**TASK TO COMPLETE:** Where the word "JSON" occurs in a line of the listing below, copy that line.
____ PROVIDED INFORMATION
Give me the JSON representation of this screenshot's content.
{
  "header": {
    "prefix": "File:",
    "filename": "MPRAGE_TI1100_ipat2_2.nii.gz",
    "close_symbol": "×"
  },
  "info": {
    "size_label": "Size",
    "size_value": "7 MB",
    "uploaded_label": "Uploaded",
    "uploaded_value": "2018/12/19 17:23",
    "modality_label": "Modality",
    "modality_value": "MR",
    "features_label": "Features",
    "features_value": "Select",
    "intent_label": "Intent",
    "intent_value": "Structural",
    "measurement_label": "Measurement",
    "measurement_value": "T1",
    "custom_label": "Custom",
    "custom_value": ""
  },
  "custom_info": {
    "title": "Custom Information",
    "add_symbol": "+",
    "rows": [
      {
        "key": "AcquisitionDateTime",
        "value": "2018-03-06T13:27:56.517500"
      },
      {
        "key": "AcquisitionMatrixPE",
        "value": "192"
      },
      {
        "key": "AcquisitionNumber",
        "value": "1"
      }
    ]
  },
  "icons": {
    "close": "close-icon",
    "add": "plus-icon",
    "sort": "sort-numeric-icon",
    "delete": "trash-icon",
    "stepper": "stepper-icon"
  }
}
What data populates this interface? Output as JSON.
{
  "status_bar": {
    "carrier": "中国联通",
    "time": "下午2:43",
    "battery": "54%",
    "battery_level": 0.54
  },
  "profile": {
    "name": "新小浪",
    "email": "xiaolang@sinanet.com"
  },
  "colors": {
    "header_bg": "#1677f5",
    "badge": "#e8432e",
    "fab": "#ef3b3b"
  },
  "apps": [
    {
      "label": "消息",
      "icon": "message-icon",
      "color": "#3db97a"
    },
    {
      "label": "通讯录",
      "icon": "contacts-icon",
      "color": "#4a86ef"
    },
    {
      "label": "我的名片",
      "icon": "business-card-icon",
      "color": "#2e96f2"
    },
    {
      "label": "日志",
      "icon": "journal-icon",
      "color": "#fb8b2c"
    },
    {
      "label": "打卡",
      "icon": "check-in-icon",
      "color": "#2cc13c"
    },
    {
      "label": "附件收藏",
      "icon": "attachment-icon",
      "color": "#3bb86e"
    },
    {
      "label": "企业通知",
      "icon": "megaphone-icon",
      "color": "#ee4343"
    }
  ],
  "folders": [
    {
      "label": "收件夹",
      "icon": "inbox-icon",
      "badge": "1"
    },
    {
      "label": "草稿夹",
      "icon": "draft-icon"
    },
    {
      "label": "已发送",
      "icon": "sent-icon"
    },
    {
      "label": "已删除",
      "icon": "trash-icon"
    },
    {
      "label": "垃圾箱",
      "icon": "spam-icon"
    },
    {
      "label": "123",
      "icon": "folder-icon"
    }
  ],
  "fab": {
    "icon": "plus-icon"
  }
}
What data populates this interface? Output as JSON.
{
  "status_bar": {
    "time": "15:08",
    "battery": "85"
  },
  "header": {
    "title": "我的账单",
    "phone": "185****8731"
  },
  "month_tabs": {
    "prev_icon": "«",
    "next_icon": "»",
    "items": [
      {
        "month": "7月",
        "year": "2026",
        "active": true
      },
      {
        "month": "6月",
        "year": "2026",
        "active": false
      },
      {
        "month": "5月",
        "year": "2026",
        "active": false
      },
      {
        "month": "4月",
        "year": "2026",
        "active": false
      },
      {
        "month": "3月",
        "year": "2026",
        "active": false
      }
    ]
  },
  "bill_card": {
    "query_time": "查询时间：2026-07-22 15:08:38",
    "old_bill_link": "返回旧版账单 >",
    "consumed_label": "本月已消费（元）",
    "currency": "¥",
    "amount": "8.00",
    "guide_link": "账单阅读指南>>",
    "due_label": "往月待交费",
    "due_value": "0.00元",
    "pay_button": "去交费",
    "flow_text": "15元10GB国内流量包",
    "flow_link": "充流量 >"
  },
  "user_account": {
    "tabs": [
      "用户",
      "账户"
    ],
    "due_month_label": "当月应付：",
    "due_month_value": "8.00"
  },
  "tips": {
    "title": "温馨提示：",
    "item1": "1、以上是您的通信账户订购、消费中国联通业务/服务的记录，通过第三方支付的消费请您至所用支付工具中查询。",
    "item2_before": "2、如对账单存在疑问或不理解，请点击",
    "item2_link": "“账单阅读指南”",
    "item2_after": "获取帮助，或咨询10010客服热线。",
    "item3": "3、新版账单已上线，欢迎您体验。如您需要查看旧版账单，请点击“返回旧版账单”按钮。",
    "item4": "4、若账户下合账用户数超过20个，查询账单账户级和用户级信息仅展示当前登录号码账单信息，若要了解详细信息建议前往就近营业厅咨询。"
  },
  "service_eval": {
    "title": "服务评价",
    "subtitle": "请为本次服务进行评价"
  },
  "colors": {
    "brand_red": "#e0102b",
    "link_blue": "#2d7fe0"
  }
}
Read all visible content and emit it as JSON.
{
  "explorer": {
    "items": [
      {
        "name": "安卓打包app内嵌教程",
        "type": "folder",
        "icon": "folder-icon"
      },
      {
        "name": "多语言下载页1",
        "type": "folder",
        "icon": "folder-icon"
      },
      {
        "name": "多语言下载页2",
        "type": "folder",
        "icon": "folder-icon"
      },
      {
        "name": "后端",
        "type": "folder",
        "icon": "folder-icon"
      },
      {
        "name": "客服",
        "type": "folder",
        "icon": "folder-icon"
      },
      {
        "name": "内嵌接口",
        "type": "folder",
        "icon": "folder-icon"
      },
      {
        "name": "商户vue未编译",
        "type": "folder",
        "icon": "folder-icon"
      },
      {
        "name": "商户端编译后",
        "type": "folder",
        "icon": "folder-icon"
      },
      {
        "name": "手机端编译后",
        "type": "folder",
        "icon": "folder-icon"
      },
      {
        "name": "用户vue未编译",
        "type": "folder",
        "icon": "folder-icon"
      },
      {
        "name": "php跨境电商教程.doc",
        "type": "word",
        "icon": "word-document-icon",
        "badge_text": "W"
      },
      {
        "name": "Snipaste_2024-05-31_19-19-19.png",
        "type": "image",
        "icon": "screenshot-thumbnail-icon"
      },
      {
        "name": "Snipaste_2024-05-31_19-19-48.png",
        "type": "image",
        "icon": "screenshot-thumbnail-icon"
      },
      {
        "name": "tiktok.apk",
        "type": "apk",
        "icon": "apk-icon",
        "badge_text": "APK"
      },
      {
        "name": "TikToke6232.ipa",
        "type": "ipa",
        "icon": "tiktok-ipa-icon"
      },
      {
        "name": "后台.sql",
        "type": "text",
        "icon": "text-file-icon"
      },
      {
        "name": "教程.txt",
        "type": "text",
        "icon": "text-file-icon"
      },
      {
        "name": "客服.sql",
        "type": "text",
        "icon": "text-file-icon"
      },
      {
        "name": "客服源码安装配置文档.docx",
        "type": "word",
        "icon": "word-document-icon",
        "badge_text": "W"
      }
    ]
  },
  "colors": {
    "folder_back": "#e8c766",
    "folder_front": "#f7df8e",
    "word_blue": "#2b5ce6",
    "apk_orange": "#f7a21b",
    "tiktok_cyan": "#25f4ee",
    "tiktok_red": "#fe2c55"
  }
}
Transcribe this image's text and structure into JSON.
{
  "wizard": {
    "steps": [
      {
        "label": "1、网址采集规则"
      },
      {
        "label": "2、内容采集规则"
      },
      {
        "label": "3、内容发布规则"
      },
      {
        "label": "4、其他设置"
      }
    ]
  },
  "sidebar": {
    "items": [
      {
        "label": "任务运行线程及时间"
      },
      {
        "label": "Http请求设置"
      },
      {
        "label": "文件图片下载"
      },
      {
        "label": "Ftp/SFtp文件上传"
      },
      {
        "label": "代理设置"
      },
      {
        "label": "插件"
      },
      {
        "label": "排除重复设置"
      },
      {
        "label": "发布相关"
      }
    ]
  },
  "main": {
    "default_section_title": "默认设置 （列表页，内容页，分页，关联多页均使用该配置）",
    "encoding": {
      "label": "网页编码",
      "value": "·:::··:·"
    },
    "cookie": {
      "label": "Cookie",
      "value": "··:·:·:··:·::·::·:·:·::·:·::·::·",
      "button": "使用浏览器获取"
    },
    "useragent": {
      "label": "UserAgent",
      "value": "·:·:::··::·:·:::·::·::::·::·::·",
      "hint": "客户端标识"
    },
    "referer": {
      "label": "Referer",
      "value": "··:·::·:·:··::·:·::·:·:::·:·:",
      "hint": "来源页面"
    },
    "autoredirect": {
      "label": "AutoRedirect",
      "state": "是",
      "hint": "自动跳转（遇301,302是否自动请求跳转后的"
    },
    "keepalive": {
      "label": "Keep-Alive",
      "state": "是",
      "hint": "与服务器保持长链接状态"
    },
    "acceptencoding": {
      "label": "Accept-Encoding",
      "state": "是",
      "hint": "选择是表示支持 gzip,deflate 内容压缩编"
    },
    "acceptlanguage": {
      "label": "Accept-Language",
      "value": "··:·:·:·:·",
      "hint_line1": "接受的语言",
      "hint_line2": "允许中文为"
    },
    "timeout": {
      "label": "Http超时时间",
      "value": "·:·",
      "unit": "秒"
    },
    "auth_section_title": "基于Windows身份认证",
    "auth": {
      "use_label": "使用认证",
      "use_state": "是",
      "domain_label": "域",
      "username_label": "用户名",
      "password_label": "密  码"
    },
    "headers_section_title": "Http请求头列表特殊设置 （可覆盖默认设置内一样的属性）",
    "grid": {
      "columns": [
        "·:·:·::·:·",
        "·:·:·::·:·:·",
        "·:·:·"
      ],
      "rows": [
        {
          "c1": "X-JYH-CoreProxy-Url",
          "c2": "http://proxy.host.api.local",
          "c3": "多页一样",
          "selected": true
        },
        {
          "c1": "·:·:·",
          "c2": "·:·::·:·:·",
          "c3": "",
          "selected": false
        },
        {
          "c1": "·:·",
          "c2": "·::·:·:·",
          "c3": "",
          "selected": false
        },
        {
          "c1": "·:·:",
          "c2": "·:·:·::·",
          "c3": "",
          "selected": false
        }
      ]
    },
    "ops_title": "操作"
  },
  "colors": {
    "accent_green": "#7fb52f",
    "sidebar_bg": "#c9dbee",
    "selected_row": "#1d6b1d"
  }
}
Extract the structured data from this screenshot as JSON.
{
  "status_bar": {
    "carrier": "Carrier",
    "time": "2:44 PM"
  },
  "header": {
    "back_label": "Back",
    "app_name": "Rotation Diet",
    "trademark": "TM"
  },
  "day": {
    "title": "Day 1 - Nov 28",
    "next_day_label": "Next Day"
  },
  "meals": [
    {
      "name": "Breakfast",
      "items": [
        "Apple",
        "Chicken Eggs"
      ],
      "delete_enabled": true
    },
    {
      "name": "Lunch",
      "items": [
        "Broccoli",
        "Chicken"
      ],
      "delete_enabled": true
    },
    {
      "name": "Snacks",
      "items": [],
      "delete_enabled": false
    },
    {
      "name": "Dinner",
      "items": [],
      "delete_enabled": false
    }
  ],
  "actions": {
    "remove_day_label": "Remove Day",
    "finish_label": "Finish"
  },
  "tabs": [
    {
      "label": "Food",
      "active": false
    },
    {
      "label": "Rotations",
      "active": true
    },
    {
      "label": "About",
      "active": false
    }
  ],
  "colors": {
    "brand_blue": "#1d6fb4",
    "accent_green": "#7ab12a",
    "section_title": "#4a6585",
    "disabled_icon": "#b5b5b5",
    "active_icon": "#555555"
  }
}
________
**EXPECTED ANSWER:**
Give me the JSON representation of this screenshot's content.
What data populates this interface? Output as JSON.
What data populates this interface? Output as JSON.
Read all visible content and emit it as JSON.
Transcribe this image's text and structure into JSON.
Extract the structured data from this screenshot as JSON.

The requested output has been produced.